It was a day nurse Patty Davy and others working in the Neonatal Intensive Care Unit (NICU) at Hamilton Health Sciences’ Children’s Hospital thought might never come but on September 6, 2001, staff and patients moved into the hospital’s new, state-of-the-art NICU.
“People could not believe it was actually happening,” Davy said. “It was just so exciting as the babies moved and we realized this was finally a reality.”
Over the past 27 years, Davy has seen a lot of changes in the NICU. While caring for countless critically ill infants from throughout Hamilton and the region, Davy and others working in the unit witnessed first-hand a rising need for this type of specialized care. They also continued to work as hard as they could to keep up with the demand long after the realization that the unit they were working in was far too small to do the job it needed to do.

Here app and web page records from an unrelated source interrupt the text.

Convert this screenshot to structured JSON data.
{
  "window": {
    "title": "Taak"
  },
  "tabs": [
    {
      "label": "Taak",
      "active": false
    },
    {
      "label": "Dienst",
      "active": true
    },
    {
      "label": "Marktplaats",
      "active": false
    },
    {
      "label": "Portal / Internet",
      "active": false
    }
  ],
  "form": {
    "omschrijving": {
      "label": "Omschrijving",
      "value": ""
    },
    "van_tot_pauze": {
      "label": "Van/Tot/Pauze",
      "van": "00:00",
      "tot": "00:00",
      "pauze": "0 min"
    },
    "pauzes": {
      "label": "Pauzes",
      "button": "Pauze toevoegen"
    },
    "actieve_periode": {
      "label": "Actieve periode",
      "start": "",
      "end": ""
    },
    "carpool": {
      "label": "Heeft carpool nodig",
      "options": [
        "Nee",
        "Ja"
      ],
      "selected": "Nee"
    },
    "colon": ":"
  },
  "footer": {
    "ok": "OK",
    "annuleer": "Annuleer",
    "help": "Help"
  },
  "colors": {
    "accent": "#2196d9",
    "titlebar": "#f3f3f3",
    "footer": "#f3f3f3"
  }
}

“When I first started, the unit felt very open and spacious because our numbers were so low,” Davy recalled. “When the numbers crept up, there was the sense it was overcrowded but the worst part about it all was there was no privacy at all for families. We also found that we were not able to accommodate the growing demand for beds in our unit and we were turning babies away.”
Since Hamilton’s Children’s Hospital is the regional provider of NICU care, the need for an expanded unit was recognized by both the hospital and the Ministry of Health and Long-Term Care more than a decade ago. As the hospital made space available for the new unit, staff, patient families, architects and others began making plans for an NICU that would not only allow the hospital to accommodate more infants but that would also cater to the unique needs of their families and staff working with the babies.

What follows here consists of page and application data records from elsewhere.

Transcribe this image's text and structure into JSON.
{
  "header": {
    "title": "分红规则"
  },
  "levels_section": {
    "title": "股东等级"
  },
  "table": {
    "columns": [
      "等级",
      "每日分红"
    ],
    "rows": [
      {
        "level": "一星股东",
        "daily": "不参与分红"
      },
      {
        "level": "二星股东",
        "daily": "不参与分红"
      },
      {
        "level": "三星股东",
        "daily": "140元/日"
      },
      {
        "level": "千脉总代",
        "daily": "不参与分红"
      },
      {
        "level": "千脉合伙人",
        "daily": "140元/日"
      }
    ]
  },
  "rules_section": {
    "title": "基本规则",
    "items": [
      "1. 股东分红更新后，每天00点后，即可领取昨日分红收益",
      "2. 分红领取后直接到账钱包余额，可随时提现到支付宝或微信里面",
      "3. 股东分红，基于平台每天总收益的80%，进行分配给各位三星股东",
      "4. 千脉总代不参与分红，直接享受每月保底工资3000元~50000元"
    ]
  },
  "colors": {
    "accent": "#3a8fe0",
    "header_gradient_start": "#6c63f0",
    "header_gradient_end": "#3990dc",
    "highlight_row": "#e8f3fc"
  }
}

“We looked at what we didn’t have to offer in the current unit and ensured that we could offer it in the new one,” Davy said. Working in conjunction with the hospital, Parkin Architects came up with a design that would boost the unit’s capacity from 33 bassinets to 47 while allowing more space for families and their babies and for staff to do their jobs. “The team did a tremendous job when they designed it,” Davy said. “It was all done with families in mind.”
The design which includes care-by-parent rooms where parents can get better acquainted with their new babies while still benefiting from the peace of mind that a nurse is nearby is complemented by a soft color scheme, family lounge area and other thoughtful touches like soft lighting and comfortable furniture that make the unit much more welcoming to parents whose babies require the neonatal services in the hospital for an extended period of time.

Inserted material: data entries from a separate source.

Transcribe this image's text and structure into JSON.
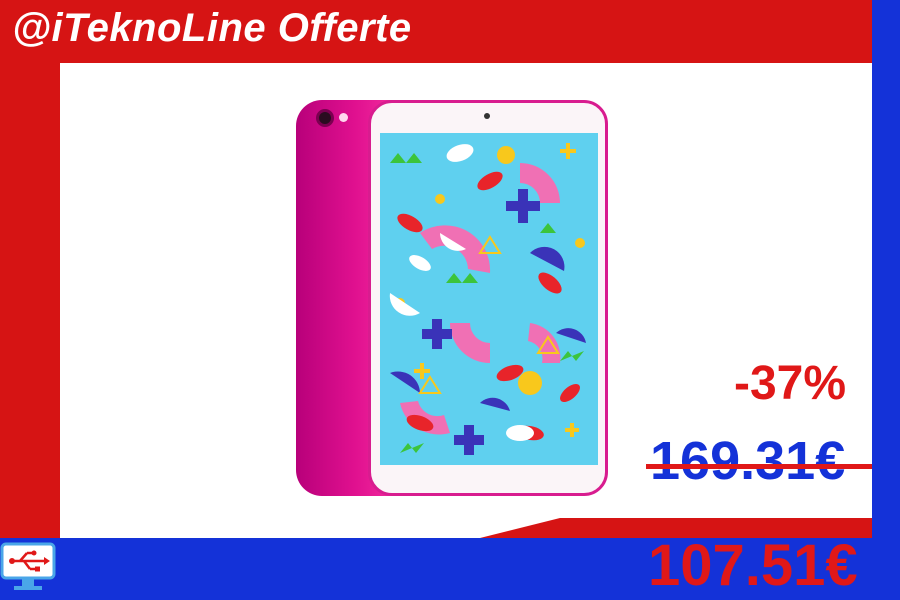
{
  "header": {
    "title": "@iTeknoLine Offerte"
  },
  "product": {
    "image_icon": "pink-tablet-icon"
  },
  "pricing": {
    "discount": "-37%",
    "original_price": "169.31€",
    "sale_price": "107.51€"
  },
  "logo": {
    "icon": "usb-monitor-icon"
  },
  "colors": {
    "red": "#d61414",
    "blue": "#1432d8",
    "white": "#ffffff",
    "pink": "#e0108f"
  }
}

Staff working in the unit are enjoying technological upgrades like “giraffes” which give the flexibility of using an incubator or an over-bed warmer without disturbing the baby and can be used to maintain a heated environment while providing easy access for families and staff. Due to the larger space they are now working in, staff are carrying pagers so that communication can be maintained even though they are no longer working within earshot of each other. All of this has meant a quieter work environment for staff and a more peaceful place for babies and their families.
While Hamilton Health Sciences’ NICU is now one of the most modern in the country, adapting to the new unit has been a challenge for staff like Davy who spent years working in its much smaller predecessor.
“The learning curve has been pretty steep because it’s a very different environment,” Davy said.
In addition to adjusting to a new communication system, nurses working in the unit are also learning to rely on health-care aids to do some of the jobs they used to do when the babies were always in view. Now nurses are able to spend more time at the bedside.
“You have to know what it was like before to really appreciate everything this new space has to offer,” Davy said. “It’s just so conducive to the needs of infants and their families because the environment is so much more relaxing.”